If you're allergic to soy, help is on the way. Two University of Illinois studies show that fermenting soy dramatically reduces its potential allergenicity and also increases the number of essential amino acids in soy products, making them a healthy and a safe choice for consumers.
"When we fermented soy seeds, flour, or meal by introducing certain microorganisms, inmmunoreactivity was significantly reduced--by as much as 99 percent. This shows that we have the potential of developing nutritious, hypoallergenic soy products," said Elvira de Mejia, a U of I associate professor of food science and human nutrition.
The scientist achieved these results when she challenged the blood plasma of persons allergic to soy with protein extracts from both fermented and unfermented soy products. Plasma samples were obtained from the World Health Organization.
"Why do we see this reduced immunoreactivity? During the fermentation process, proteins are broken down into very small pieces, pieces that can't be identified by the antibodies that produce the allergic reaction," de Mejia explained.
Because of soy's health benefits, de Mejia would like to make sure soy foods can be safely eaten by all people. Soy is a source of high-quality protein, oil, B vitamins, fiber, and essential fatty acids, and it also contains phytochemicals that may help prevent chronic diseases, including heart disease, some cancers, osteoporosis, and diabetes, she said.
And, although soy allergy affects only 0.5 percent of the population, that figure may be rising. Because soy is used as in ingredient in many food products, de Mejia said that a technique that can eliminate its allergenicity is widely sought.
In the two U of I studies, which were done in collaboration with the Instituto de Fermentaciones Industriales (CSIC) in Madrid, Spain, soy was subjected to both solid and liquid fermentation by exposing samples to a number of microorganisms, including bacteria, molds, and yeast.

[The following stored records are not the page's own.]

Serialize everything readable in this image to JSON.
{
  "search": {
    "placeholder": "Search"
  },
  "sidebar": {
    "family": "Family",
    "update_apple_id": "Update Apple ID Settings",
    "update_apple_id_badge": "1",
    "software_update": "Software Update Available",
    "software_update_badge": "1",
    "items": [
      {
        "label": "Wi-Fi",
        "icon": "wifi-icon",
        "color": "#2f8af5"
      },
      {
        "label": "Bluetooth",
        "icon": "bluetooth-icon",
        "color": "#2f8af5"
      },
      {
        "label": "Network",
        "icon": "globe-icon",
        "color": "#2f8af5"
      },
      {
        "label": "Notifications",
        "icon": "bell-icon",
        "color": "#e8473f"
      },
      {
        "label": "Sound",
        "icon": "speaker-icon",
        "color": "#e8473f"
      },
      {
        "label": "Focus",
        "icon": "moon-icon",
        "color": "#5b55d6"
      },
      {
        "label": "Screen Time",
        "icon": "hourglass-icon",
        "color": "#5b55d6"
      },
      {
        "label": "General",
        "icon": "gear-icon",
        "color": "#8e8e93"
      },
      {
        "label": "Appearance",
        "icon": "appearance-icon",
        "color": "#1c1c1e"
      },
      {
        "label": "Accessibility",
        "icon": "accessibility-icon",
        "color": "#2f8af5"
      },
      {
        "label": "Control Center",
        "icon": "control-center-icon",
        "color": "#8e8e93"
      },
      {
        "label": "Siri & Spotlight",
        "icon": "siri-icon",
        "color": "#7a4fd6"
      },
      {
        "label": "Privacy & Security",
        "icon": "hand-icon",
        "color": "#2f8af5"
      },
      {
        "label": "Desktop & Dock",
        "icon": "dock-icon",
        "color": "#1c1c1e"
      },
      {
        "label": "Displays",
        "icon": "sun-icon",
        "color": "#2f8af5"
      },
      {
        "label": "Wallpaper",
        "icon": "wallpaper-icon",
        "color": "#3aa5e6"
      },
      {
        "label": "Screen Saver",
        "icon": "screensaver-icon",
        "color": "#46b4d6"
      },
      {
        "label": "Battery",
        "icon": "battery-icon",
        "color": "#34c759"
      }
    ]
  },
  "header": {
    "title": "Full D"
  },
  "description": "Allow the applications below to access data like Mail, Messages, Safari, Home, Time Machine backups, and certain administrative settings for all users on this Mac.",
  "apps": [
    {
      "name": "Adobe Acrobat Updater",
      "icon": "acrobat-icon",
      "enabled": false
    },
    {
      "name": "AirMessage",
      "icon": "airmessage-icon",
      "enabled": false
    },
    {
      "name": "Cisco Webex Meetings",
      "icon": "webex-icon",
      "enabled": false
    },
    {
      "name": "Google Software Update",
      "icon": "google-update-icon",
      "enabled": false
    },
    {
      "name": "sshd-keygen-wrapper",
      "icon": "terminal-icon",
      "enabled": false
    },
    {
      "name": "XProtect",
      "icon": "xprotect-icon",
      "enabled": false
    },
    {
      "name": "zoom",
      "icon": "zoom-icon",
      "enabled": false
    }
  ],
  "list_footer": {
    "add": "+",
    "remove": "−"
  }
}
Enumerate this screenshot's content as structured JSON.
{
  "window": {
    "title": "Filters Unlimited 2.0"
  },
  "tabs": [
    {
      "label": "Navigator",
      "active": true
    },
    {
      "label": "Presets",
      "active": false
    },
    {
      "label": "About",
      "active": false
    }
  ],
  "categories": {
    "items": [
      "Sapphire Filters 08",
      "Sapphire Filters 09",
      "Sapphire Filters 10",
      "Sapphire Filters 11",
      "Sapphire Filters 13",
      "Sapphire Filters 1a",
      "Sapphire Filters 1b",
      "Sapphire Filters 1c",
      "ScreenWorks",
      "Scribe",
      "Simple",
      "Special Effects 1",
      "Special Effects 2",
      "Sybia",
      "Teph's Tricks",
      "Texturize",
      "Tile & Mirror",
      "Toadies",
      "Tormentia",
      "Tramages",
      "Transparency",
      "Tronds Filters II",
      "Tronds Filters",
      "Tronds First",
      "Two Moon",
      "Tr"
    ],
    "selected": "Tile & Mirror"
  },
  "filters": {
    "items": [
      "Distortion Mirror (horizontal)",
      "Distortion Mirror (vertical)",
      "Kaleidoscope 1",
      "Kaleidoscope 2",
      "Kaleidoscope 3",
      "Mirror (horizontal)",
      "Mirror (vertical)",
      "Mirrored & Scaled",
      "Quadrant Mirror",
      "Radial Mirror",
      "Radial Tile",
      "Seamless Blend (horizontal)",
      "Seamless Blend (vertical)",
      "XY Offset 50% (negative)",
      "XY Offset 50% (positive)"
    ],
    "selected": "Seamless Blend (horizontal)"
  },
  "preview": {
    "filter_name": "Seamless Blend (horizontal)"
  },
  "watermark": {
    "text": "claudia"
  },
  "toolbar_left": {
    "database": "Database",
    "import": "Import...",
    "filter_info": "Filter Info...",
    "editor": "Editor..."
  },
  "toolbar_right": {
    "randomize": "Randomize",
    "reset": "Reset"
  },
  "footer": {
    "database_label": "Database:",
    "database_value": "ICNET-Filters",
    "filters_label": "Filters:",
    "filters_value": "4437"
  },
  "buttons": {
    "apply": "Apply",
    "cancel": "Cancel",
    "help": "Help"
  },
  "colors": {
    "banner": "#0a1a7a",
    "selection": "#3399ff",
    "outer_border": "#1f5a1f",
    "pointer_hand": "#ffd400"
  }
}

L. plantarum-fermented soy flour showed the highest reduction in immunoreactivity--96 to 99 percent--depending upon the sensitivity of the human plasma, the scientist said.
"Our next step will be to optimize the fermentation conditions to produce zero-tolerance allergens," she said.
De Mejia noted that fermentation had also improved the essential amino acid composition in the soy products and produced new peptides that may be beneficial. "We want to evaluate some of the bioactive peptides that were produced during fermentation because we believe they may have other benefits. In particular, we're interested in their effect on lipogenesis, so we'll be testing these hydrolysates in adipose cells," she said.
The increase in the number of small bioactive peptides was attributed to partial digestion of large soybean peptides by enzymes secreted by the microorganisms used in fermentation, she said.
Plaimein Amnuaycheewa, a master's degree student in de Mejia's lab, is currently working on the allergenicity project, and Cristina Martinez-Villaluenga, a Marie Curie fellow, is working with allergenicity and adipogenesis.
Papers on this research were recently published in both Food Chemistry and the Journal of Agricultural and Food Chemistry. Co-authors for both articles are Juana Frias, Young Soo Song, Cristina Martinez-Villaluenga, and Concepcion Vidal-Valverde. The studies were funded by the USDA Future Foods Initiative and the Illinois Soybean Association.
Cite This Page: